FILED UNDER: Economics and Business
James Joyner
About James Joyner
James Joyner is Professor and Department Head of Security Studies at Marine Corps University's Command and Staff College and a nonresident senior fellow at the Scowcroft Center for Strategy and Security at the Atlantic Council. He's a former Army officer and Desert Storm vet. Views expressed here are his own. Follow James on Twitter @DrJJoyner.


  1. Paul says:

    I’m not sure I agree with you. That is where many of them belong.

    (some background)
    I had my first paying geek job over 20 years ago while I was still in high school. While I have done plenty of other things along the way, the money has always been so good “geeking” that I have never strayed from it.

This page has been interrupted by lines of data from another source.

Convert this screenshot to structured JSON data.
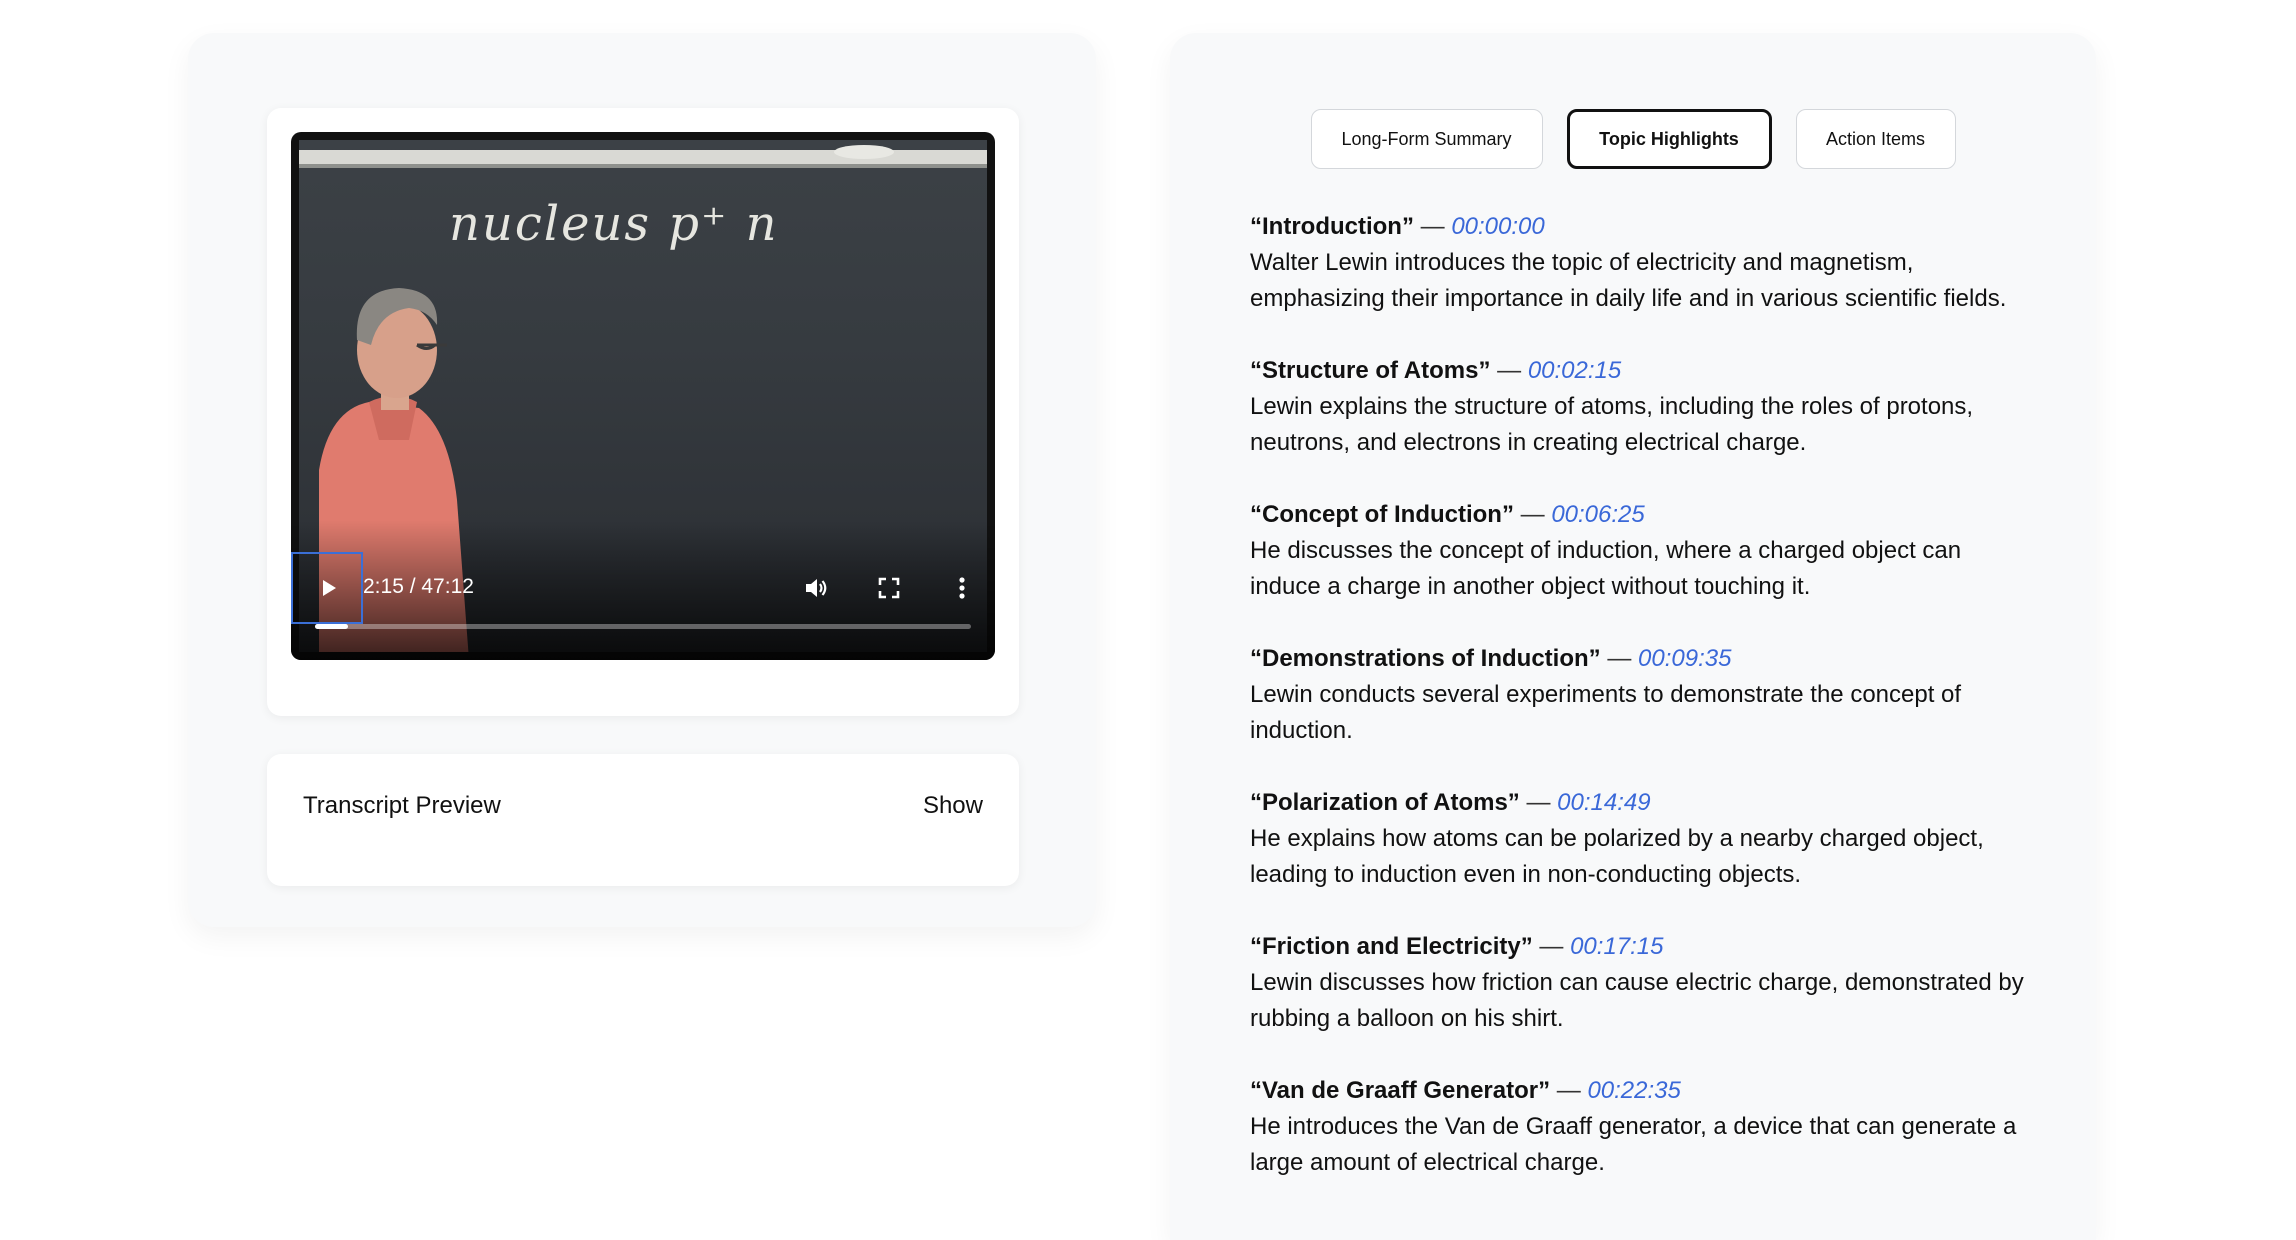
{
  "video": {
    "time_display": "2:15 / 47:12",
    "progress": 0.05,
    "chalkboard_text": "nucleus p⁺ n",
    "icons": {
      "play": "play-icon",
      "volume": "volume-icon",
      "fullscreen": "fullscreen-icon",
      "more": "more-options-icon"
    }
  },
  "transcript": {
    "title": "Transcript Preview",
    "toggle_label": "Show"
  },
  "tabs": [
    {
      "label": "Long-Form Summary",
      "active": false
    },
    {
      "label": "Topic Highlights",
      "active": true
    },
    {
      "label": "Action Items",
      "active": false
    }
  ],
  "highlights": [
    {
      "title": "“Introduction”",
      "dash": "—",
      "time": "00:00:00",
      "desc": "Walter Lewin introduces the topic of electricity and magnetism, emphasizing their importance in daily life and in various scientific fields."
    },
    {
      "title": "“Structure of Atoms”",
      "dash": "—",
      "time": "00:02:15",
      "desc": "Lewin explains the structure of atoms, including the roles of protons, neutrons, and electrons in creating electrical charge."
    },
    {
      "title": "“Concept of Induction”",
      "dash": "—",
      "time": "00:06:25",
      "desc": "He discusses the concept of induction, where a charged object can induce a charge in another object without touching it."
    },
    {
      "title": "“Demonstrations of Induction”",
      "dash": "—",
      "time": "00:09:35",
      "desc": "Lewin conducts several experiments to demonstrate the concept of induction."
    },
    {
      "title": "“Polarization of Atoms”",
      "dash": "—",
      "time": "00:14:49",
      "desc": "He explains how atoms can be polarized by a nearby charged object, leading to induction even in non-conducting objects."
    },
    {
      "title": "“Friction and Electricity”",
      "dash": "—",
      "time": "00:17:15",
      "desc": "Lewin discusses how friction can cause electric charge, demonstrated by rubbing a balloon on his shirt."
    },
    {
      "title": "“Van de Graaff Generator”",
      "dash": "—",
      "time": "00:22:35",
      "desc": "He introduces the Van de Graaff generator, a device that can generate a large amount of electrical charge."
    }
  ],
  "colors": {
    "timestamp": "#3a68d8",
    "panel_bg": "#f8f9fa",
    "focus_ring": "#3b6fd6"
  }
}
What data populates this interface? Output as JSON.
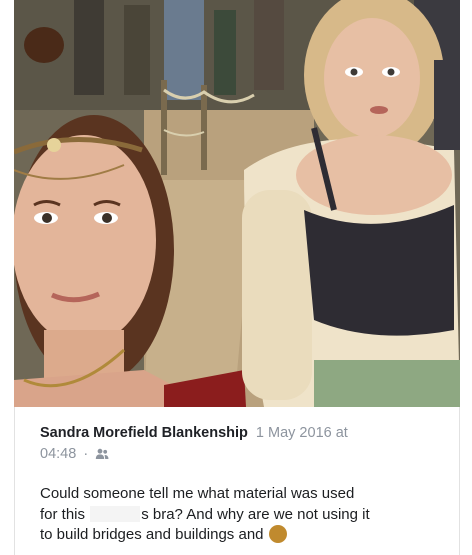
{
  "post": {
    "author": "Sandra Morefield Blankenship",
    "date": "1 May 2016 at",
    "time": "04:48",
    "separator": "·",
    "audience_icon": "friends-icon",
    "text_line1": "Could someone tell me what material was used",
    "text_line2_a": "for this ",
    "text_line2_b": "s bra? And why are we not using it",
    "text_line3": "to build bridges and buildings and "
  },
  "photo": {
    "description_icon": "photo",
    "palette": {
      "ground": "#b9a17d",
      "crowd": "#5e5a4e",
      "skin": "#e3b59a",
      "hair_left": "#5a3420",
      "hair_right": "#d7b989",
      "blouse": "#efe3c9",
      "corset": "#2e2c33",
      "skirt": "#8ea882"
    }
  }
}
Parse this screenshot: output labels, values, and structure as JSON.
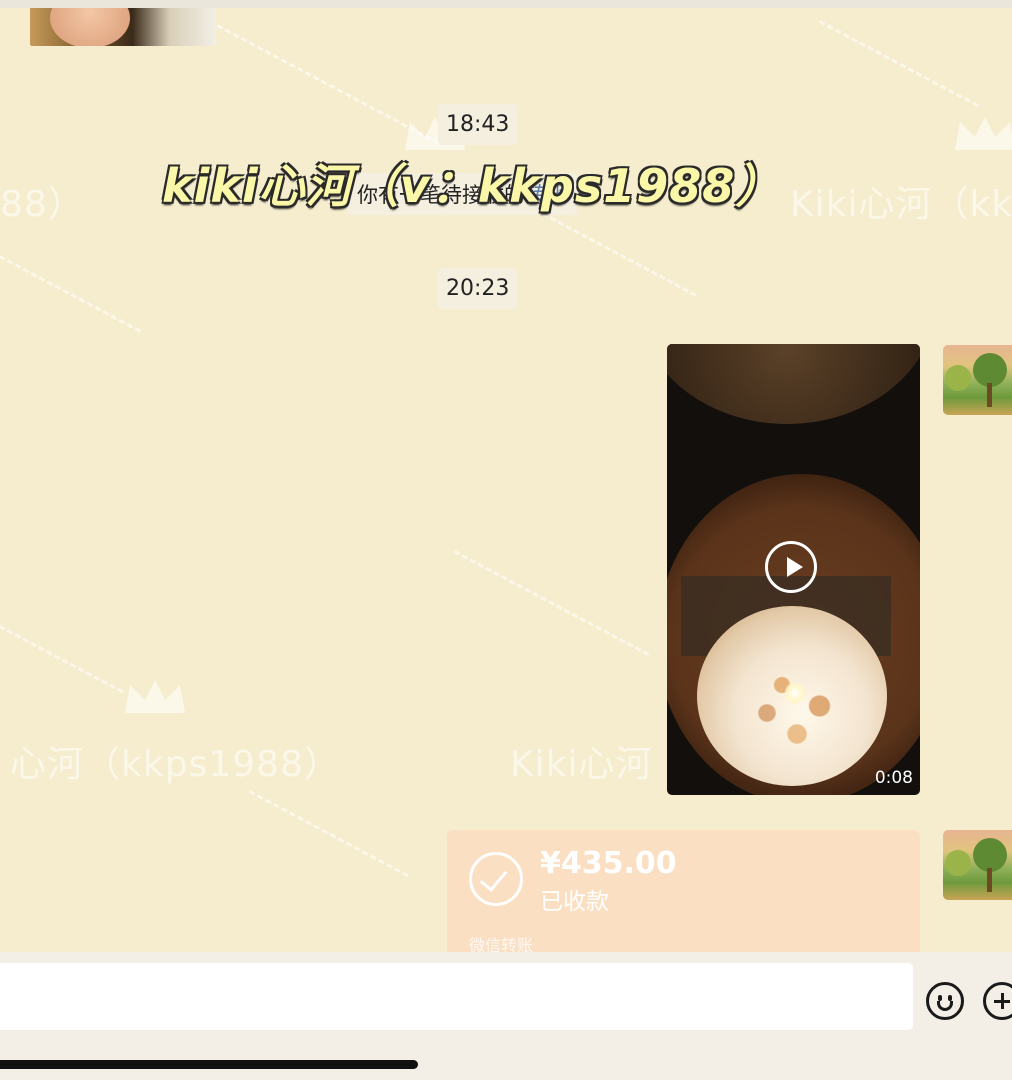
{
  "timestamps": {
    "first": "18:43",
    "second": "20:23"
  },
  "system_message": {
    "text": "你有一笔待接收的",
    "link": "转账"
  },
  "overlay_title": "kiki心河（v：kkps1988）",
  "watermark": {
    "texts": [
      "Kiki心河（kk",
      "88）",
      "心河（kkps1988）",
      "Kiki心河"
    ],
    "color": "#ffffff"
  },
  "video_message": {
    "duration": "0:08"
  },
  "transfer_card": {
    "amount": "¥435.00",
    "status": "已收款",
    "footer": "微信转账",
    "color": "#fbdfc2"
  },
  "colors": {
    "background": "#f6edcf",
    "pill": "#f5efdf",
    "link": "#5a7aa8"
  }
}
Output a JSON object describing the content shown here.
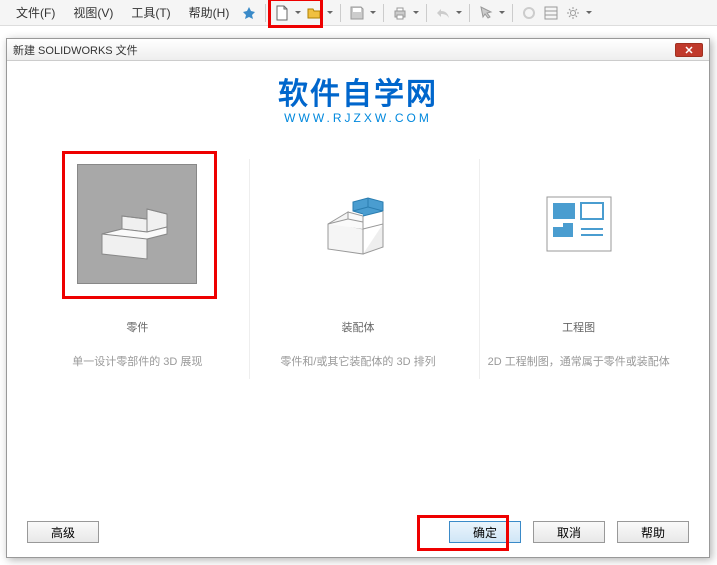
{
  "menu": {
    "file": "文件(F)",
    "view": "视图(V)",
    "tools": "工具(T)",
    "help": "帮助(H)"
  },
  "dialog": {
    "title": "新建 SOLIDWORKS 文件"
  },
  "logo": {
    "main": "软件自学网",
    "sub": "WWW.RJZXW.COM"
  },
  "options": {
    "part": {
      "label": "零件",
      "desc": "单一设计零部件的 3D 展现"
    },
    "assembly": {
      "label": "装配体",
      "desc": "零件和/或其它装配体的 3D 排列"
    },
    "drawing": {
      "label": "工程图",
      "desc": "2D 工程制图，通常属于零件或装配体"
    }
  },
  "buttons": {
    "advanced": "高级",
    "ok": "确定",
    "cancel": "取消",
    "help": "帮助"
  }
}
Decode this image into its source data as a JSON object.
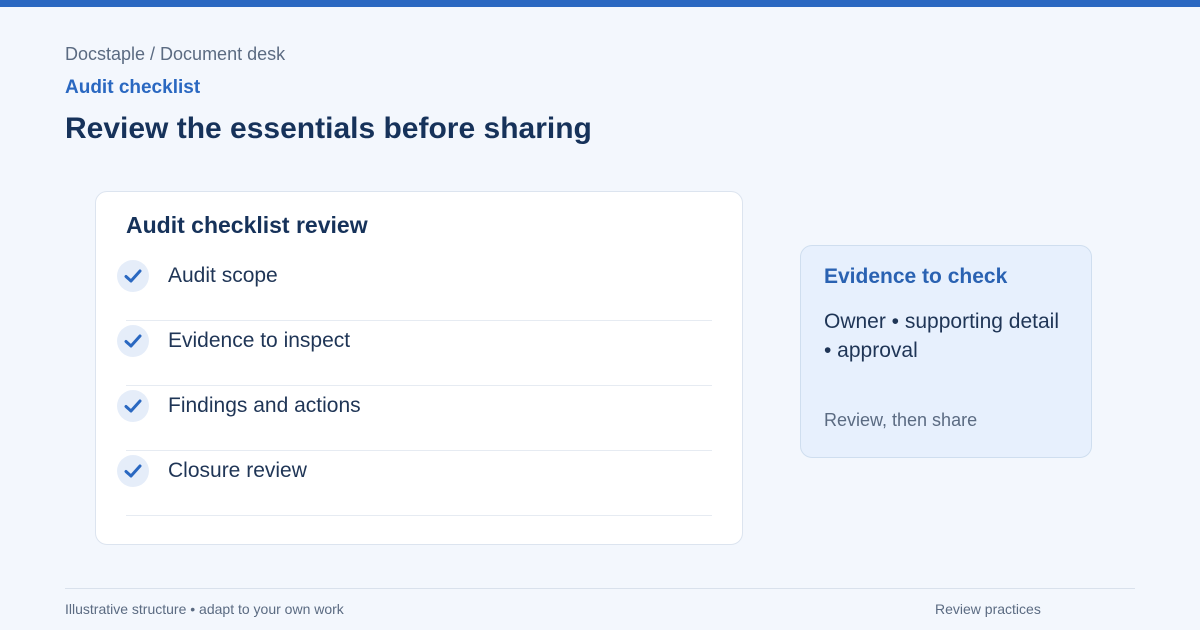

    When the internet boom started I billed my customers at the rate of $100/hr. I would go into companies and do “geek magic.” Many of the kids there that were making 20K a year would see how much I bill and try to jump in the biz.

    Will all due respect they did not have the 15 years in it that I did. So they would bill 40/hr. But they “faked it” at best. Now that there is less demand, these kids are going back the regular economy and leaving the geeking to the professionals.

    Jay says many of his pals are the qualified geeks. Could be.. To me, somebody whose claim to fame is Microsoft Exchange is a “Johnny come latley.” But the value of geeking HAS been undercut by people that think working with computers is somehow romantic and are willing to do it on the cheap. (There is nothing “magic” about computers, it is boring, dull work)

    So to got the the point of this long post… I don’t think it is a case of “overtrained people having trouble finding work.”

    I think it is a case of undertrained people not riding a gravy train anymore.

    But that is how I see it from my chair.


  2. Paul says:

    While my post above is longer than James’ original, I think my point is being proven to be true. The first 2 comments on his board are EXACTLY what I am talking about.